It appears the saga of Matt Kuchar‘s substitute caddie at the Mayakoba Golf Classic, a local looper nicknamed El Tucan who helped guide Kuchar to his first PGA Tour win in more than four years, did not have a happy ending.
The Mexican caddie, whose real name is David Giral Ortiz, made his first comments regarding the hotly debated issue of how he was compensated to Golf Magazine’s Michael Bamberger. Ortiz confirmed a widely circulated rumor he had only received $5,000 following Kuchar’s win in November—and that he wasn’t satisfied.
“I am a humble man, who takes care of his family, and works hard. I am reaching out to you to see if you can facilitate me receiving a fair amount for my help with Matt winning $1,296,000,” Ortiz wrote in an email obtained by Bamberger to Kuchar’s agent, Mark Steinberg. “I am not looking to disparage Matt or give him a bad name. Fair is fair, and I feel like I was taken advantage of by placing my trust in Matt.”
Ortiz also shared the one response he’s received from Steinberg, which read, ““I am out of the country. What Matt has offered is fair.”
Ortiz, who is a full-time club caddie, told Bamberger he had hoped to make as much as $130,000, or the typical 10 percent a tour caddie makes if his player wins. However, he felt $50,000 would have been fair compensation. It’s a figure he’s been seeking from Kuchar since, and although he was offered an additional $15,000 for a total of $20,000, Ortiz declined.
Ortiz said he and Kuchar had an agreement for $3,000 plus an unspecified amount of the player’s winnings. He was disappointed when he counted $5,000 in the envelope Kuchar handed him that Sunday night.

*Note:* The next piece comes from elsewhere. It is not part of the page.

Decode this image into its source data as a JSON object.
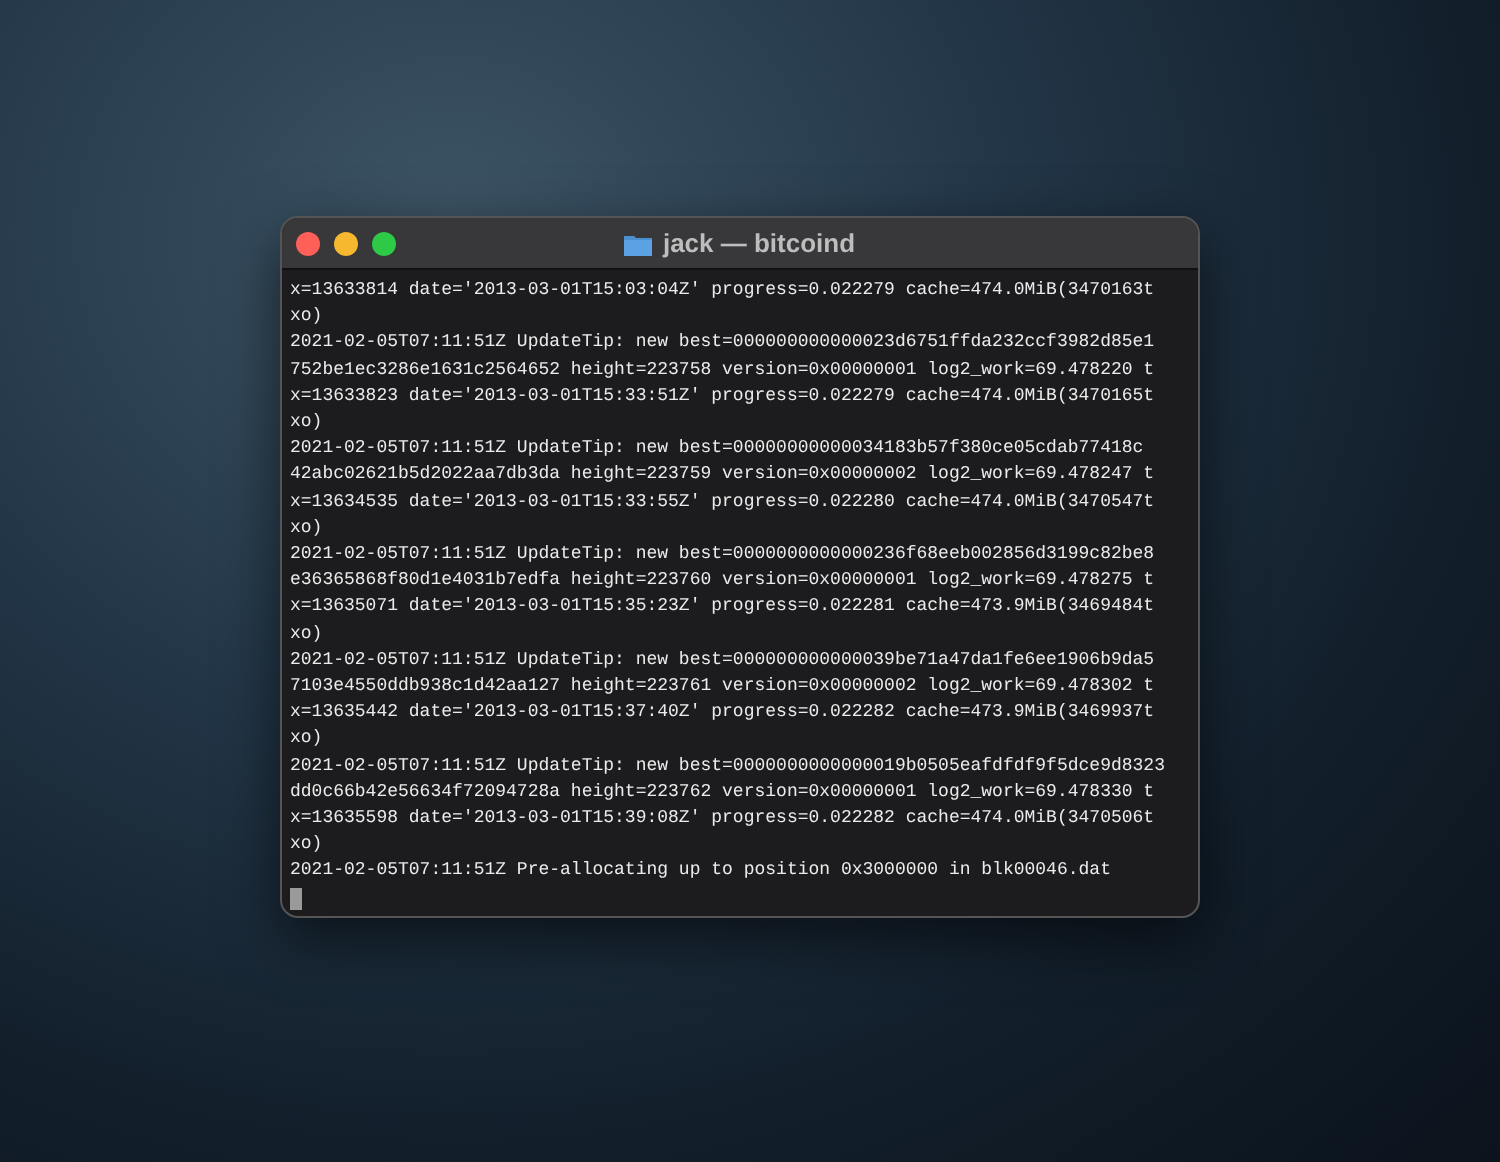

What had been a feel-good story took a turn when PGA Tour pro Tom Gillis began tweeting in January about Ortiz only getting paid $3,000. Kuchar was asked about it at that week’s Sony Open, which he wound up winning with his regular caddie, John Wood, on the bag. “That’s not a story,” said Kuchar, who was very complimentary of Ortiz following the win at Mayakoba. “It wasn’t 10 percent. It wasn’t $3,000.”
Turns out, it was a lot closer to the latter.
On the bright side, Ortiz says he is getting more caddie gigs at the Mayakoba resort since adding a PGA Tour win to his résumé. But despite mostly good memories working for Kuchar, who is in this field at this week’s Genesis Open, he has changed his mind about doing it again if the opportunity arises at next year’s event.
“Matt is a good person and a great player,” Ortiz said. “He treated me very well. I am only disappointed by how it all finished.”